A bobolink perched atop a compass plant proclaims with twangy tweets that this patch of prairie belongs to him — at least for now. When nesting season ends, he and his family will point their beaks south and fly to South America for the winter.
Most katydids are green, which helps them hide on plants. Pink katydids stick out like bubblegum on a bedpost, and this one just got spotted! A scissor-tailed flycatcher uses its forked tail to turn like a feathered fighter jet. If the katydid doesn’t take evasive action, it will soon be bird chow.
A northern harrier thinks it has plucked a snake from the prairie floor. But as the hawk lifts off, the serpent breaks into two wiggly pieces. Squawk! Startled, the harrier drops its dinner.
These bumblebees are buzzy — oops, busy — gathering groceries. After collecting pollen and nectar, the workers zip back to their underground nest. There, they’ll share the food with their homebound queen and her babies.
A mama coyote prowls the prairie, hunting prey to carry home for her hungry pups. Not only are these canines crafty, they’re also doggone fast! Coyotes can sprint 40 miles an hour for short distances, which is plenty quick enough to run down a rabbit.
A compass plant’s lower leaves grow with their edges pointing north and south. This way, less of the leaf is facing the hot, moisture-stealing sun.
Goodness sake, that’s no snake! It’s a glass lizard. Even though this lizard lacks legs, it has eyelids and ear holes, which snakes don’t have. When attacked, glass lizards shed their tails. The tail squirms, giving the lizard time to wiggle away.
While mama prairie chicken keeps an eye out for predators, her youngsters chase insects to eat. In the spring, male chickens dance to attract a mate. They fan out their tails, stamp their feet, and make booming noises that can be heard a mile away.
Unlike the grass in your yard, prairie grasses grow in clumps. The bare ground in between makes it easy for animals like chickens to move around.
Nom, nom, nom. An ornate box turtle has found blackberries for breakfast. Although insects make up most of the turtle’s diet, it also eats tender shoots and fruits.
Prairie mole crickets spend most of their lives underground, except during spring. That’s when females fly around to look for mates. Males can’t fly. Their wings are made to sing. They rub them together to make chirping sounds that drive lady crickets crazy. To make their love chirps louder, males dig trumpet-shaped tunnels.
Prairie plants sink deep roots to find water. Big bluestem roots may reach 8 feet, and compass plant roots may reach 15 feet.

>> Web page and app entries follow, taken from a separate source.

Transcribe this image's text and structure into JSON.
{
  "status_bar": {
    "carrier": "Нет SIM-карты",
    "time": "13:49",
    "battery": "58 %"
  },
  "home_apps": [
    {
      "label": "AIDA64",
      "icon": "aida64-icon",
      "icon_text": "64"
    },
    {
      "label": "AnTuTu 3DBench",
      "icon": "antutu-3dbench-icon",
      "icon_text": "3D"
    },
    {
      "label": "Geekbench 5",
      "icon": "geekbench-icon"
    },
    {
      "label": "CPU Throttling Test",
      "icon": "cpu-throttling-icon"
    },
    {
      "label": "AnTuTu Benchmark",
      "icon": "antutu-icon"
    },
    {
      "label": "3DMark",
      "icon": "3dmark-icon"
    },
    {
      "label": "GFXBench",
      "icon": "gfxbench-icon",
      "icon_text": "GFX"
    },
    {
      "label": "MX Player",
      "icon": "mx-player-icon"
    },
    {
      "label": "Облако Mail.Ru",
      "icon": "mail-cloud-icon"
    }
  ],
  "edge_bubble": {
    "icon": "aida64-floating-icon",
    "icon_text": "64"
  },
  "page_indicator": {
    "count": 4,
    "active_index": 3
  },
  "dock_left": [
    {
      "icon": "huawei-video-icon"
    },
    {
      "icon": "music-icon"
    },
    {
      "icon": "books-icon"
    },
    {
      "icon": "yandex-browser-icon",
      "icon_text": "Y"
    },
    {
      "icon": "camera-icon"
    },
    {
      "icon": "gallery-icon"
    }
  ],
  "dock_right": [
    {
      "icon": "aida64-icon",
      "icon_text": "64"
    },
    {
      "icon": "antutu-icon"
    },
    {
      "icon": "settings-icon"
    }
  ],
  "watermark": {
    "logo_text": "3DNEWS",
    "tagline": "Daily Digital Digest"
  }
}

Crayfish need water, but not all crayfish live in streams. Some, like this grassland crayfish, burrow down to find water underground. It isn’t unusual for their tunnels to run more than 15 feet deep. As they excavate, they carry blobs of mud in their pincers, stacking it at the surface to form tiny chimneys.
Why dig when you can borrow a burrow? Northern crawfish frogs make their homes in crayfish and mammal burrows. During the day, they hide underground. At night they emerge to snag insects and spiders. If you hear snoring, the frog isn’t sleeping. It’s calling to attract a mate.
Armed with strong legs, wide paws, and long claws, badgers are the fastest diggers on the prairie. They have to be to catch burrowing mammals like ground squirrels. Digging fast also helps badgers disappear underground to escape enemies. You dig?
This Franklin’s ground squirrel better skedaddle! A hungry bullsnake is hot on its tail. Missouri’s largest snake can grow more than 6 feet long — plenty big enough to put the squeeze on a squirrel. But fear not for the furry one. Ground squirrels dig a maze of burrows, including several escape tunnels.
June 2 is National Prairie Day. Celebrate by exploring one of Missouri’s amazing grasslands. No matter which one you choose, you’ll find it abloom with riots of purple, pink, and yellow wildflowers. Go in the early evening when it’s cooler and you don’t have to deal with morning dew. To find a prairie, visit mdc.mo.gov/atlas or moprairie.org.